* _Requirement_
Could you output each line below exactly as it appears, excluding any pictures?

[Opening Data extract section]

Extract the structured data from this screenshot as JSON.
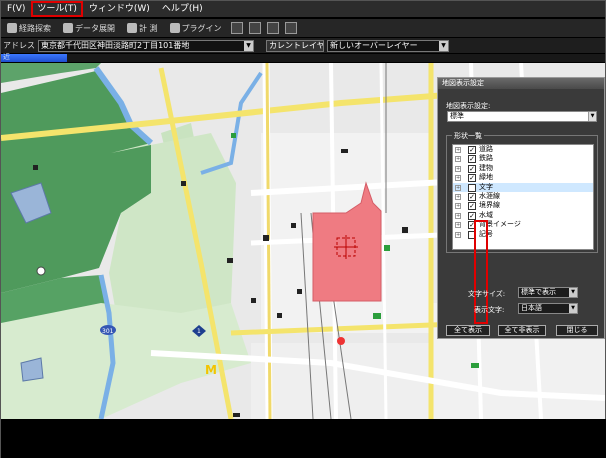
{
  "menu": {
    "file": "F(V)",
    "tool": "ツール(T)",
    "window": "ウィンドウ(W)",
    "help": "ヘルプ(H)"
  },
  "toolbar": {
    "route_search": "経路探索",
    "data_expand": "データ展開",
    "measure": "計 測",
    "plugin": "プラグイン"
  },
  "address": {
    "label": "アドレス",
    "value": "東京都千代田区神田淡路町2丁目101番地",
    "layer_label": "カレントレイヤー",
    "layer_value": "新しいオーバーレイヤー"
  },
  "progress": {
    "glyph": "近",
    "fraction": 0.11
  },
  "map": {
    "route_shields": [
      "301",
      "1"
    ]
  },
  "dialog": {
    "title": "地図表示設定",
    "display_setting_label": "地図表示設定:",
    "display_setting_value": "標準",
    "shape_list_label": "形状一覧",
    "items": [
      {
        "label": "道路",
        "checked": true,
        "selected": false
      },
      {
        "label": "鉄路",
        "checked": true,
        "selected": false
      },
      {
        "label": "建物",
        "checked": true,
        "selected": false
      },
      {
        "label": "緑地",
        "checked": true,
        "selected": false
      },
      {
        "label": "文字",
        "checked": false,
        "selected": true
      },
      {
        "label": "水涯線",
        "checked": true,
        "selected": false
      },
      {
        "label": "境界線",
        "checked": true,
        "selected": false
      },
      {
        "label": "水域",
        "checked": true,
        "selected": false
      },
      {
        "label": "背景イメージ",
        "checked": true,
        "selected": false
      },
      {
        "label": "記号",
        "checked": false,
        "selected": false
      }
    ],
    "text_size_label": "文字サイズ:",
    "text_size_value": "標準で表示",
    "display_text_label": "表示文字:",
    "display_text_value": "日本語",
    "show_all": "全て表示",
    "hide_all": "全て非表示",
    "close": "閉じる"
  }
}
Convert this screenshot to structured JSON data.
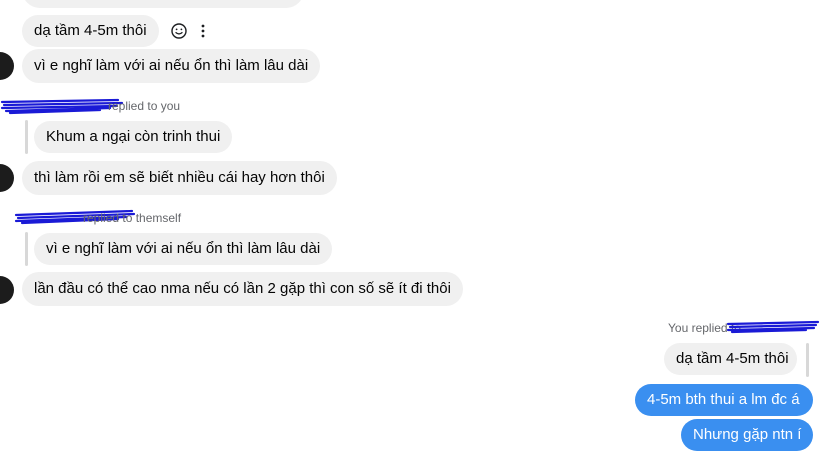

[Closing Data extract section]

* _Answer to the exercise_
Extract the structured data from this screenshot as JSON.
{
  "menu": {
    "file": "F(V)",
    "tool": "ツール(T)",
    "window": "ウィンドウ(W)",
    "help": "ヘルプ(H)"
  },
  "toolbar": {
    "route_search": "経路探索",
    "data_expand": "データ展開",
    "measure": "計 測",
    "plugin": "プラグイン"
  },
  "address": {
    "label": "アドレス",
    "value": "東京都千代田区神田淡路町2丁目101番地",
    "layer_label": "カレントレイヤー",
    "layer_value": "新しいオーバーレイヤー"
  },
  "progress": {
    "glyph": "近",
    "fraction": 0.11
  },
  "map": {
    "route_shields": [
      "301",
      "1"
    ]
  },
  "dialog": {
    "title": "地図表示設定",
    "display_setting_label": "地図表示設定:",
    "display_setting_value": "標準",
    "shape_list_label": "形状一覧",
    "items": [
      {
        "label": "道路",
        "checked": true,
        "selected": false
      },
      {
        "label": "鉄路",
        "checked": true,
        "selected": false
      },
      {
        "label": "建物",
        "checked": true,
        "selected": false
      },
      {
        "label": "緑地",
        "checked": true,
        "selected": false
      },
      {
        "label": "文字",
        "checked": false,
        "selected": true
      },
      {
        "label": "水涯線",
        "checked": true,
        "selected": false
      },
      {
        "label": "境界線",
        "checked": true,
        "selected": false
      },
      {
        "label": "水域",
        "checked": true,
        "selected": false
      },
      {
        "label": "背景イメージ",
        "checked": true,
        "selected": false
      },
      {
        "label": "記号",
        "checked": false,
        "selected": false
      }
    ],
    "text_size_label": "文字サイズ:",
    "text_size_value": "標準で表示",
    "display_text_label": "表示文字:",
    "display_text_value": "日本語",
    "show_all": "全て表示",
    "hide_all": "全て非表示",
    "close": "閉じる"
  }
}
Convert this screenshot to structured JSON data.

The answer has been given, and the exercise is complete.